Phyllis D. Light, director of Herbal Studies at Clayton College of Natural Health, is a health educator, writer, healer, and traditionally trained herbalist. Her article entitled, "What the Medicine Men Knew," published in the summer 2004 issue of Winds of Change Magazine, reviews common medicinal practices among North American Indian nations. Light, who is of Cherokee, Creek, and Scots-Irish descent, insists that although Native American medicine is not a "homogenous system of healing, common, underlying principles can be discerned."

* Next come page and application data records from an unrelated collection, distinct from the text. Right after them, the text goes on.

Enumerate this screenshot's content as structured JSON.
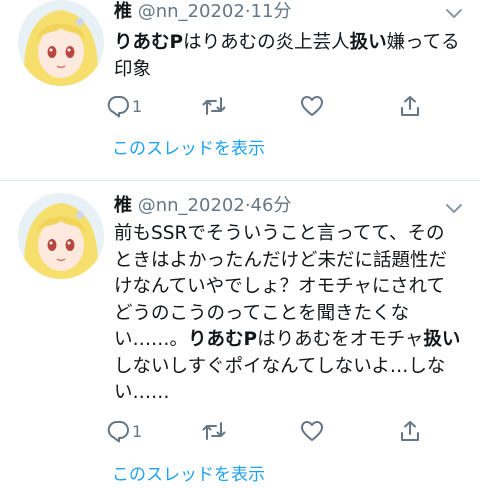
{
  "tweets": [
    {
      "name": "椎",
      "handle": "@nn_20202",
      "dot": "·",
      "time": "11分",
      "body_parts": [
        {
          "text": "りあむP",
          "bold": true
        },
        {
          "text": "はりあむの炎上芸人",
          "bold": false
        },
        {
          "text": "扱い",
          "bold": true
        },
        {
          "text": "嫌ってる印象",
          "bold": false
        }
      ],
      "reply_count": "1",
      "show_thread": "このスレッドを表示"
    },
    {
      "name": "椎",
      "handle": "@nn_20202",
      "dot": "·",
      "time": "46分",
      "body_parts": [
        {
          "text": "前もSSRでそういうこと言ってて、そのときはよかったんだけど未だに話題性だけなんていやでしょ？オモチャにされてどうのこうのってことを聞きたくない……。",
          "bold": false
        },
        {
          "text": "りあむP",
          "bold": true
        },
        {
          "text": "はりあむをオモチャ",
          "bold": false
        },
        {
          "text": "扱い",
          "bold": true
        },
        {
          "text": "しないしすぐポイなんてしないよ…しない……",
          "bold": false
        }
      ],
      "reply_count": "1",
      "show_thread": "このスレッドを表示"
    }
  ],
  "icons": {
    "reply": "reply-icon",
    "retweet": "retweet-icon",
    "like": "heart-icon",
    "share": "share-icon",
    "more": "chevron-down-icon"
  },
  "colors": {
    "link": "#1da1f2",
    "muted": "#657786",
    "divider": "#e1e8ed",
    "text": "#14171a"
  }
}
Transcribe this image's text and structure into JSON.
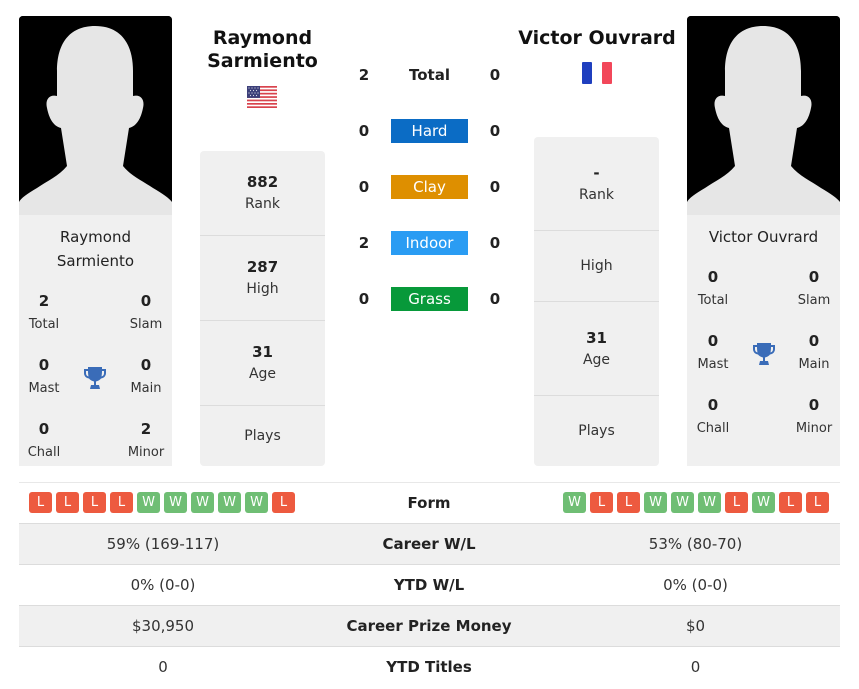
{
  "colors": {
    "hard": "#0b6cc5",
    "clay": "#de8f00",
    "indoor": "#2a9cf3",
    "grass": "#07993a",
    "win": "#6fbe74",
    "loss": "#ed5a3f",
    "trophy": "#3a6cb8"
  },
  "player1": {
    "name": "Raymond Sarmiento",
    "name_line1": "Raymond",
    "name_line2": "Sarmiento",
    "flag_icon": "us-flag-icon",
    "titles": {
      "total": {
        "value": "2",
        "label": "Total"
      },
      "slam": {
        "value": "0",
        "label": "Slam"
      },
      "mast": {
        "value": "0",
        "label": "Mast"
      },
      "main": {
        "value": "0",
        "label": "Main"
      },
      "chall": {
        "value": "0",
        "label": "Chall"
      },
      "minor": {
        "value": "2",
        "label": "Minor"
      }
    },
    "stats": {
      "rank": {
        "value": "882",
        "label": "Rank"
      },
      "high": {
        "value": "287",
        "label": "High"
      },
      "age": {
        "value": "31",
        "label": "Age"
      },
      "plays": {
        "value": "",
        "label": "Plays"
      }
    },
    "form": [
      "L",
      "L",
      "L",
      "L",
      "W",
      "W",
      "W",
      "W",
      "W",
      "L"
    ]
  },
  "player2": {
    "name": "Victor Ouvrard",
    "flag_icon": "france-flag-icon",
    "titles": {
      "total": {
        "value": "0",
        "label": "Total"
      },
      "slam": {
        "value": "0",
        "label": "Slam"
      },
      "mast": {
        "value": "0",
        "label": "Mast"
      },
      "main": {
        "value": "0",
        "label": "Main"
      },
      "chall": {
        "value": "0",
        "label": "Chall"
      },
      "minor": {
        "value": "0",
        "label": "Minor"
      }
    },
    "stats": {
      "rank": {
        "value": "-",
        "label": "Rank"
      },
      "high": {
        "value": "",
        "label": "High"
      },
      "age": {
        "value": "31",
        "label": "Age"
      },
      "plays": {
        "value": "",
        "label": "Plays"
      }
    },
    "form": [
      "W",
      "L",
      "L",
      "W",
      "W",
      "W",
      "L",
      "W",
      "L",
      "L"
    ]
  },
  "h2h": [
    {
      "key": "total",
      "label": "Total",
      "p1": "2",
      "p2": "0"
    },
    {
      "key": "hard",
      "label": "Hard",
      "p1": "0",
      "p2": "0"
    },
    {
      "key": "clay",
      "label": "Clay",
      "p1": "0",
      "p2": "0"
    },
    {
      "key": "indoor",
      "label": "Indoor",
      "p1": "2",
      "p2": "0"
    },
    {
      "key": "grass",
      "label": "Grass",
      "p1": "0",
      "p2": "0"
    }
  ],
  "form_label": "Form",
  "comparison": [
    {
      "label": "Career W/L",
      "p1": "59% (169-117)",
      "p2": "53% (80-70)"
    },
    {
      "label": "YTD W/L",
      "p1": "0% (0-0)",
      "p2": "0% (0-0)"
    },
    {
      "label": "Career Prize Money",
      "p1": "$30,950",
      "p2": "$0"
    },
    {
      "label": "YTD Titles",
      "p1": "0",
      "p2": "0"
    }
  ]
}
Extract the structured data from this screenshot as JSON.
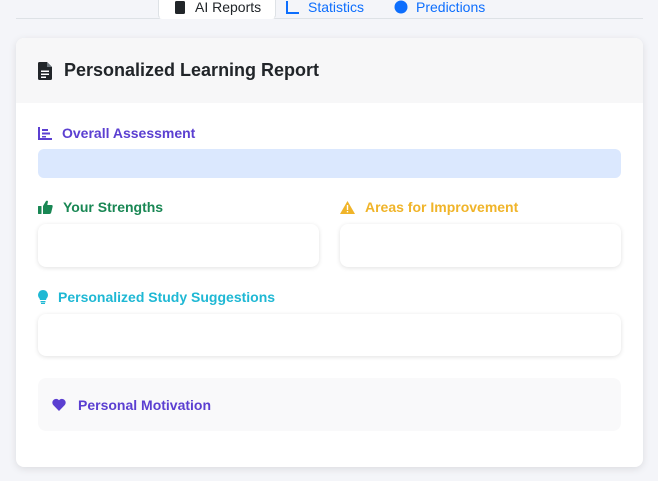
{
  "tabs": [
    {
      "label": "AI Reports",
      "icon": "clipboard-icon",
      "active": true
    },
    {
      "label": "Statistics",
      "icon": "chart-icon",
      "active": false
    },
    {
      "label": "Predictions",
      "icon": "pie-chart-icon",
      "active": false
    }
  ],
  "report": {
    "title": "Personalized Learning Report",
    "title_icon": "document-icon",
    "sections": {
      "overall": {
        "label": "Overall Assessment",
        "icon": "bar-chart-icon",
        "color": "#5b3fd1"
      },
      "strengths": {
        "label": "Your Strengths",
        "icon": "thumbs-up-icon",
        "color": "#198754"
      },
      "improvement": {
        "label": "Areas for Improvement",
        "icon": "warning-icon",
        "color": "#f0b429"
      },
      "suggestions": {
        "label": "Personalized Study Suggestions",
        "icon": "lightbulb-icon",
        "color": "#1fb8d4"
      },
      "motivation": {
        "label": "Personal Motivation",
        "icon": "heart-icon",
        "color": "#5b3fd1"
      }
    }
  },
  "colors": {
    "page_bg": "#f4f5f9",
    "overall_box": "#dbe8fe",
    "link": "#0d6efd"
  }
}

Modern medicine now recognizes the efficacy of some Native American medical treatments. According to Light, traditional and modern medicines aren't necessarily mutually exclusive and can sometimes be used in concert. Many of the plants used by Native American doctors can now be found on the shelves of commercial stores around the country; they include black cohosh, used to treat cardiovascular disorders, and Echinaceafor infections.